*** DATA PROVIDED Section Begins ***

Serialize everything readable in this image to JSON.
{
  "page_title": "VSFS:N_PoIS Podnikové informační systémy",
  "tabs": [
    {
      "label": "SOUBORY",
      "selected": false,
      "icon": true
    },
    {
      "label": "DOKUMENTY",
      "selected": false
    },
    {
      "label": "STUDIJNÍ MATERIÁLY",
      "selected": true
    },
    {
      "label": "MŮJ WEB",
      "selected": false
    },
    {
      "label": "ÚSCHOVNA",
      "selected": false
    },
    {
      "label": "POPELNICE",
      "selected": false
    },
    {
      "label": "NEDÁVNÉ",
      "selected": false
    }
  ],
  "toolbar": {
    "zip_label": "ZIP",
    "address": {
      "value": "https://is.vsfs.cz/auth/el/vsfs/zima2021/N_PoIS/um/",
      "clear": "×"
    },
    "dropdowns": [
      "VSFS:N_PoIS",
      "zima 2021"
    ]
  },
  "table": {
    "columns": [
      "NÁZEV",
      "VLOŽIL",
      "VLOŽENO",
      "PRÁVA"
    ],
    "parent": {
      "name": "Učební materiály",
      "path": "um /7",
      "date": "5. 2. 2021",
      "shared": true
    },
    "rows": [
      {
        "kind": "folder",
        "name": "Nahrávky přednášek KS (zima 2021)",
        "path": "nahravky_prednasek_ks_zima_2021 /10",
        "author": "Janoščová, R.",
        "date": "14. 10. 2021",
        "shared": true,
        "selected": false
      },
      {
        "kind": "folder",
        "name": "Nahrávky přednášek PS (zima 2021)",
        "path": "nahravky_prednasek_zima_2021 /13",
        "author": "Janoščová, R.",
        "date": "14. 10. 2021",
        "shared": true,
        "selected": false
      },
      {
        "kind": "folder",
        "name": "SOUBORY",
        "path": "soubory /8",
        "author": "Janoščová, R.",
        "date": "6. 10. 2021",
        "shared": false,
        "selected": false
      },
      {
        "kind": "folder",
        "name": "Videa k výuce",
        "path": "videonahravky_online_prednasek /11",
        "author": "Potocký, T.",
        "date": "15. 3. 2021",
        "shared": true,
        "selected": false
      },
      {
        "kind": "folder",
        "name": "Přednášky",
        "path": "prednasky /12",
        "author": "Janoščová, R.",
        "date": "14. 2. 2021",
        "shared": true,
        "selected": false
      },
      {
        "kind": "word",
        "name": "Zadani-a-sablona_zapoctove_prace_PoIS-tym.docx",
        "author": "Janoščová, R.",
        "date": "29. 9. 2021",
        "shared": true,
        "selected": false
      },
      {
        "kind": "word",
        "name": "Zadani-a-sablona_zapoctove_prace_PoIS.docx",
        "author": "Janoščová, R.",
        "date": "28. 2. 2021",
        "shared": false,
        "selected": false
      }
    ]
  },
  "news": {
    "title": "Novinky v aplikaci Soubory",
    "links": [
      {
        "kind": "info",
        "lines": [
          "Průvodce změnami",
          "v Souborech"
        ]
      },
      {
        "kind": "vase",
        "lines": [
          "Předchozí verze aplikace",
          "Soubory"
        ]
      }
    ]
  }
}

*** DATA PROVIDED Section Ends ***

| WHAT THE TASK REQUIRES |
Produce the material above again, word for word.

| SOLUTION |
Serialize everything readable in this image to JSON.
{
  "page_title": "VSFS:N_PoIS Podnikové informační systémy",
  "tabs": [
    {
      "label": "SOUBORY",
      "selected": false,
      "icon": true
    },
    {
      "label": "DOKUMENTY",
      "selected": false
    },
    {
      "label": "STUDIJNÍ MATERIÁLY",
      "selected": true
    },
    {
      "label": "MŮJ WEB",
      "selected": false
    },
    {
      "label": "ÚSCHOVNA",
      "selected": false
    },
    {
      "label": "POPELNICE",
      "selected": false
    },
    {
      "label": "NEDÁVNÉ",
      "selected": false
    }
  ],
  "toolbar": {
    "zip_label": "ZIP",
    "address": {
      "value": "https://is.vsfs.cz/auth/el/vsfs/zima2021/N_PoIS/um/",
      "clear": "×"
    },
    "dropdowns": [
      "VSFS:N_PoIS",
      "zima 2021"
    ]
  },
  "table": {
    "columns": [
      "NÁZEV",
      "VLOŽIL",
      "VLOŽENO",
      "PRÁVA"
    ],
    "parent": {
      "name": "Učební materiály",
      "path": "um /7",
      "date": "5. 2. 2021",
      "shared": true
    },
    "rows": [
      {
        "kind": "folder",
        "name": "Nahrávky přednášek KS (zima 2021)",
        "path": "nahravky_prednasek_ks_zima_2021 /10",
        "author": "Janoščová, R.",
        "date": "14. 10. 2021",
        "shared": true,
        "selected": false
      },
      {
        "kind": "folder",
        "name": "Nahrávky přednášek PS (zima 2021)",
        "path": "nahravky_prednasek_zima_2021 /13",
        "author": "Janoščová, R.",
        "date": "14. 10. 2021",
        "shared": true,
        "selected": false
      },
      {
        "kind": "folder",
        "name": "SOUBORY",
        "path": "soubory /8",
        "author": "Janoščová, R.",
        "date": "6. 10. 2021",
        "shared": false,
        "selected": false
      },
      {
        "kind": "folder",
        "name": "Videa k výuce",
        "path": "videonahravky_online_prednasek /11",
        "author": "Potocký, T.",
        "date": "15. 3. 2021",
        "shared": true,
        "selected": false
      },
      {
        "kind": "folder",
        "name": "Přednášky",
        "path": "prednasky /12",
        "author": "Janoščová, R.",
        "date": "14. 2. 2021",
        "shared": true,
        "selected": false
      },
      {
        "kind": "word",
        "name": "Zadani-a-sablona_zapoctove_prace_PoIS-tym.docx",
        "author": "Janoščová, R.",
        "date": "29. 9. 2021",
        "shared": true,
        "selected": false
      },
      {
        "kind": "word",
        "name": "Zadani-a-sablona_zapoctove_prace_PoIS.docx",
        "author": "Janoščová, R.",
        "date": "28. 2. 2021",
        "shared": false,
        "selected": false
      }
    ]
  },
  "news": {
    "title": "Novinky v aplikaci Soubory",
    "links": [
      {
        "kind": "info",
        "lines": [
          "Průvodce změnami",
          "v Souborech"
        ]
      },
      {
        "kind": "vase",
        "lines": [
          "Předchozí verze aplikace",
          "Soubory"
        ]
      }
    ]
  }
}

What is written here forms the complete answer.